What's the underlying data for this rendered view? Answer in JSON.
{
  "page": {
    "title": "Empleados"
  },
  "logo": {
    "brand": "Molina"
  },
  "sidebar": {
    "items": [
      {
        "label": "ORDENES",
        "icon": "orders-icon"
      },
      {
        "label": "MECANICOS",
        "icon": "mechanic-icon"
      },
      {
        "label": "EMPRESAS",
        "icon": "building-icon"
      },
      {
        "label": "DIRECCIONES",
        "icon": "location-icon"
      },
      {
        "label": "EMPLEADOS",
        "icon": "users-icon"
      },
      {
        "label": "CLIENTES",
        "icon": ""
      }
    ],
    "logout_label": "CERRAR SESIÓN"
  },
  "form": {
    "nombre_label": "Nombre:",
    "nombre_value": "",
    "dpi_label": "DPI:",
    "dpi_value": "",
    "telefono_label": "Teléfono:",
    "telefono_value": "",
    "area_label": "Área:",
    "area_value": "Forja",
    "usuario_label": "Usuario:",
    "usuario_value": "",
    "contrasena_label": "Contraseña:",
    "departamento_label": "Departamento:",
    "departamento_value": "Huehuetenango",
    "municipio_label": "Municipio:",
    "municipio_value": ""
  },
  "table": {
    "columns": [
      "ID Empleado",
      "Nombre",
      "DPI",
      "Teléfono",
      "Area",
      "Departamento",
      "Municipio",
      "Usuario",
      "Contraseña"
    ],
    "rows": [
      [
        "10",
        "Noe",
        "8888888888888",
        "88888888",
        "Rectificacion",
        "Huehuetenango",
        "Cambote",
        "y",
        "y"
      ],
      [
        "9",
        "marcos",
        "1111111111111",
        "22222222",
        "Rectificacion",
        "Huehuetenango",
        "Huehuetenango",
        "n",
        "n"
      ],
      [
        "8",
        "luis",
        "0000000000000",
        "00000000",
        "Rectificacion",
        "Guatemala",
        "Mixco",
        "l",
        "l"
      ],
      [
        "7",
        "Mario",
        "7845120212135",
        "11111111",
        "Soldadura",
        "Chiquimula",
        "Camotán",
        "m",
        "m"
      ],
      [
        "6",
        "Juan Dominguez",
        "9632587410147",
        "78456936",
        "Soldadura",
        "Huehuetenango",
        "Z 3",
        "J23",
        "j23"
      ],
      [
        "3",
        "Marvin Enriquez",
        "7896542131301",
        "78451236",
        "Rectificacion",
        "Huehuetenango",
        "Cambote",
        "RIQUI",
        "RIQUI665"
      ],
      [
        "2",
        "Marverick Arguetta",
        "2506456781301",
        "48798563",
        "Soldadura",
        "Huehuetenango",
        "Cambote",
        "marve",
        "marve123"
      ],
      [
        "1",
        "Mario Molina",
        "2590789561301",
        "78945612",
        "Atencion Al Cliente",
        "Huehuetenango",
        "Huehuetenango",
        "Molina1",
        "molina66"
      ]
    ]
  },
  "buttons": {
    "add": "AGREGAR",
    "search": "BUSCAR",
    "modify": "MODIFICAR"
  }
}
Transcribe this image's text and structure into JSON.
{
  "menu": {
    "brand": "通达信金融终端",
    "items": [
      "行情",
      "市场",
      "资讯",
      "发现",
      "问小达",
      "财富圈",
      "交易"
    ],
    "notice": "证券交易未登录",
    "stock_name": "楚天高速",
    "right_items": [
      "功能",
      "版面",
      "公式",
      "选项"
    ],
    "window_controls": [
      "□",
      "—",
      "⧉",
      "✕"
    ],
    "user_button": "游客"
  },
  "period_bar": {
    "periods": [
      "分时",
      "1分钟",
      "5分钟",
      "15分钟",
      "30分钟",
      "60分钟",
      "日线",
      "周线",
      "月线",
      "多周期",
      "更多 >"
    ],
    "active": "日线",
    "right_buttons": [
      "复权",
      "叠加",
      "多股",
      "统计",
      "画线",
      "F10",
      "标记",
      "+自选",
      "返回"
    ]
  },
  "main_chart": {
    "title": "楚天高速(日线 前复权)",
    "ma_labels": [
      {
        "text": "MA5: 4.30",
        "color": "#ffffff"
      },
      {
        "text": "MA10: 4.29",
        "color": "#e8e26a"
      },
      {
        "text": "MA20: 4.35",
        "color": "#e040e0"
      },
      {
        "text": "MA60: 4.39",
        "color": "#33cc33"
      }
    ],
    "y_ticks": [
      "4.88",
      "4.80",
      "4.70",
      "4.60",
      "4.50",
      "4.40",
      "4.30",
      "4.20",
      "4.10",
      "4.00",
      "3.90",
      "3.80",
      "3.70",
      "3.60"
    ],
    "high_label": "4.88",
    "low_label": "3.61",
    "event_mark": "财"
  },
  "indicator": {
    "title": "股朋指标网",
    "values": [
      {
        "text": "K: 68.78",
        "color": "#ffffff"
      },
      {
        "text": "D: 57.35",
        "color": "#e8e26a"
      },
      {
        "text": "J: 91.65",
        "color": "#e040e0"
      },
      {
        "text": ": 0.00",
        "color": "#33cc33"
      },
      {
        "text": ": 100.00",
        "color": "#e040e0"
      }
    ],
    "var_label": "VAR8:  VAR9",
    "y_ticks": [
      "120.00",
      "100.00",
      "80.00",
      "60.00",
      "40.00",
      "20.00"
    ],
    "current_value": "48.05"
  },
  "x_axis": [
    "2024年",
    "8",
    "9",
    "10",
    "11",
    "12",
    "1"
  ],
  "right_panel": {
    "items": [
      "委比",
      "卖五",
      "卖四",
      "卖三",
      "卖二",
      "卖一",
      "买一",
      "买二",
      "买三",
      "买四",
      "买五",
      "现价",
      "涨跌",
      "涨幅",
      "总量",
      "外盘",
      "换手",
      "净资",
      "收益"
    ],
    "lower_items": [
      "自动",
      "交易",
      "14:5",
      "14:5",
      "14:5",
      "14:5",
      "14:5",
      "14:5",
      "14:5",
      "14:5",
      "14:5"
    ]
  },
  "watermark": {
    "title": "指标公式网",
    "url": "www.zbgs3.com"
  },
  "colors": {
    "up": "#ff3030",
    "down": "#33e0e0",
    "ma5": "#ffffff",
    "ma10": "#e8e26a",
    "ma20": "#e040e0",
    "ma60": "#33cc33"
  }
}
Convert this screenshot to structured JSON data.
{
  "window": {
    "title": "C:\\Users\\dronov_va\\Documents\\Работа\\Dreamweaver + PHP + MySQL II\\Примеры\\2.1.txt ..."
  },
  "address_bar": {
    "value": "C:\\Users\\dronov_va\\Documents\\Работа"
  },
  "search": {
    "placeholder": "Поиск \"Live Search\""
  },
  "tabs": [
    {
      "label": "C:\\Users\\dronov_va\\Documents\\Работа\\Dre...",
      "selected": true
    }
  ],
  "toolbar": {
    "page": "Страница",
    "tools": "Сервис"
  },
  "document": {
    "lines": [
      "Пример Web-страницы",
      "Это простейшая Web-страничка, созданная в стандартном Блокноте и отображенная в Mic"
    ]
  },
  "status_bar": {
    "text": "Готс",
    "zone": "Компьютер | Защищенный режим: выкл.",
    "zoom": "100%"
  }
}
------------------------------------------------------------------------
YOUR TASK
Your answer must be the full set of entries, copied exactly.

YOUR SOLUTION
What's the underlying data for this rendered view? Answer in JSON.
{
  "page": {
    "title": "Empleados"
  },
  "logo": {
    "brand": "Molina"
  },
  "sidebar": {
    "items": [
      {
        "label": "ORDENES",
        "icon": "orders-icon"
      },
      {
        "label": "MECANICOS",
        "icon": "mechanic-icon"
      },
      {
        "label": "EMPRESAS",
        "icon": "building-icon"
      },
      {
        "label": "DIRECCIONES",
        "icon": "location-icon"
      },
      {
        "label": "EMPLEADOS",
        "icon": "users-icon"
      },
      {
        "label": "CLIENTES",
        "icon": ""
      }
    ],
    "logout_label": "CERRAR SESIÓN"
  },
  "form": {
    "nombre_label": "Nombre:",
    "nombre_value": "",
    "dpi_label": "DPI:",
    "dpi_value": "",
    "telefono_label": "Teléfono:",
    "telefono_value": "",
    "area_label": "Área:",
    "area_value": "Forja",
    "usuario_label": "Usuario:",
    "usuario_value": "",
    "contrasena_label": "Contraseña:",
    "departamento_label": "Departamento:",
    "departamento_value": "Huehuetenango",
    "municipio_label": "Municipio:",
    "municipio_value": ""
  },
  "table": {
    "columns": [
      "ID Empleado",
      "Nombre",
      "DPI",
      "Teléfono",
      "Area",
      "Departamento",
      "Municipio",
      "Usuario",
      "Contraseña"
    ],
    "rows": [
      [
        "10",
        "Noe",
        "8888888888888",
        "88888888",
        "Rectificacion",
        "Huehuetenango",
        "Cambote",
        "y",
        "y"
      ],
      [
        "9",
        "marcos",
        "1111111111111",
        "22222222",
        "Rectificacion",
        "Huehuetenango",
        "Huehuetenango",
        "n",
        "n"
      ],
      [
        "8",
        "luis",
        "0000000000000",
        "00000000",
        "Rectificacion",
        "Guatemala",
        "Mixco",
        "l",
        "l"
      ],
      [
        "7",
        "Mario",
        "7845120212135",
        "11111111",
        "Soldadura",
        "Chiquimula",
        "Camotán",
        "m",
        "m"
      ],
      [
        "6",
        "Juan Dominguez",
        "9632587410147",
        "78456936",
        "Soldadura",
        "Huehuetenango",
        "Z 3",
        "J23",
        "j23"
      ],
      [
        "3",
        "Marvin Enriquez",
        "7896542131301",
        "78451236",
        "Rectificacion",
        "Huehuetenango",
        "Cambote",
        "RIQUI",
        "RIQUI665"
      ],
      [
        "2",
        "Marverick Arguetta",
        "2506456781301",
        "48798563",
        "Soldadura",
        "Huehuetenango",
        "Cambote",
        "marve",
        "marve123"
      ],
      [
        "1",
        "Mario Molina",
        "2590789561301",
        "78945612",
        "Atencion Al Cliente",
        "Huehuetenango",
        "Huehuetenango",
        "Molina1",
        "molina66"
      ]
    ]
  },
  "buttons": {
    "add": "AGREGAR",
    "search": "BUSCAR",
    "modify": "MODIFICAR"
  }
}
Transcribe this image's text and structure into JSON.
{
  "menu": {
    "brand": "通达信金融终端",
    "items": [
      "行情",
      "市场",
      "资讯",
      "发现",
      "问小达",
      "财富圈",
      "交易"
    ],
    "notice": "证券交易未登录",
    "stock_name": "楚天高速",
    "right_items": [
      "功能",
      "版面",
      "公式",
      "选项"
    ],
    "window_controls": [
      "□",
      "—",
      "⧉",
      "✕"
    ],
    "user_button": "游客"
  },
  "period_bar": {
    "periods": [
      "分时",
      "1分钟",
      "5分钟",
      "15分钟",
      "30分钟",
      "60分钟",
      "日线",
      "周线",
      "月线",
      "多周期",
      "更多 >"
    ],
    "active": "日线",
    "right_buttons": [
      "复权",
      "叠加",
      "多股",
      "统计",
      "画线",
      "F10",
      "标记",
      "+自选",
      "返回"
    ]
  },
  "main_chart": {
    "title": "楚天高速(日线 前复权)",
    "ma_labels": [
      {
        "text": "MA5: 4.30",
        "color": "#ffffff"
      },
      {
        "text": "MA10: 4.29",
        "color": "#e8e26a"
      },
      {
        "text": "MA20: 4.35",
        "color": "#e040e0"
      },
      {
        "text": "MA60: 4.39",
        "color": "#33cc33"
      }
    ],
    "y_ticks": [
      "4.88",
      "4.80",
      "4.70",
      "4.60",
      "4.50",
      "4.40",
      "4.30",
      "4.20",
      "4.10",
      "4.00",
      "3.90",
      "3.80",
      "3.70",
      "3.60"
    ],
    "high_label": "4.88",
    "low_label": "3.61",
    "event_mark": "财"
  },
  "indicator": {
    "title": "股朋指标网",
    "values": [
      {
        "text": "K: 68.78",
        "color": "#ffffff"
      },
      {
        "text": "D: 57.35",
        "color": "#e8e26a"
      },
      {
        "text": "J: 91.65",
        "color": "#e040e0"
      },
      {
        "text": ": 0.00",
        "color": "#33cc33"
      },
      {
        "text": ": 100.00",
        "color": "#e040e0"
      }
    ],
    "var_label": "VAR8:  VAR9",
    "y_ticks": [
      "120.00",
      "100.00",
      "80.00",
      "60.00",
      "40.00",
      "20.00"
    ],
    "current_value": "48.05"
  },
  "x_axis": [
    "2024年",
    "8",
    "9",
    "10",
    "11",
    "12",
    "1"
  ],
  "right_panel": {
    "items": [
      "委比",
      "卖五",
      "卖四",
      "卖三",
      "卖二",
      "卖一",
      "买一",
      "买二",
      "买三",
      "买四",
      "买五",
      "现价",
      "涨跌",
      "涨幅",
      "总量",
      "外盘",
      "换手",
      "净资",
      "收益"
    ],
    "lower_items": [
      "自动",
      "交易",
      "14:5",
      "14:5",
      "14:5",
      "14:5",
      "14:5",
      "14:5",
      "14:5",
      "14:5",
      "14:5"
    ]
  },
  "watermark": {
    "title": "指标公式网",
    "url": "www.zbgs3.com"
  },
  "colors": {
    "up": "#ff3030",
    "down": "#33e0e0",
    "ma5": "#ffffff",
    "ma10": "#e8e26a",
    "ma20": "#e040e0",
    "ma60": "#33cc33"
  }
}
Convert this screenshot to structured JSON data.
{
  "window": {
    "title": "C:\\Users\\dronov_va\\Documents\\Работа\\Dreamweaver + PHP + MySQL II\\Примеры\\2.1.txt ..."
  },
  "address_bar": {
    "value": "C:\\Users\\dronov_va\\Documents\\Работа"
  },
  "search": {
    "placeholder": "Поиск \"Live Search\""
  },
  "tabs": [
    {
      "label": "C:\\Users\\dronov_va\\Documents\\Работа\\Dre...",
      "selected": true
    }
  ],
  "toolbar": {
    "page": "Страница",
    "tools": "Сервис"
  },
  "document": {
    "lines": [
      "Пример Web-страницы",
      "Это простейшая Web-страничка, созданная в стандартном Блокноте и отображенная в Mic"
    ]
  },
  "status_bar": {
    "text": "Готс",
    "zone": "Компьютер | Защищенный режим: выкл.",
    "zoom": "100%"
  }
}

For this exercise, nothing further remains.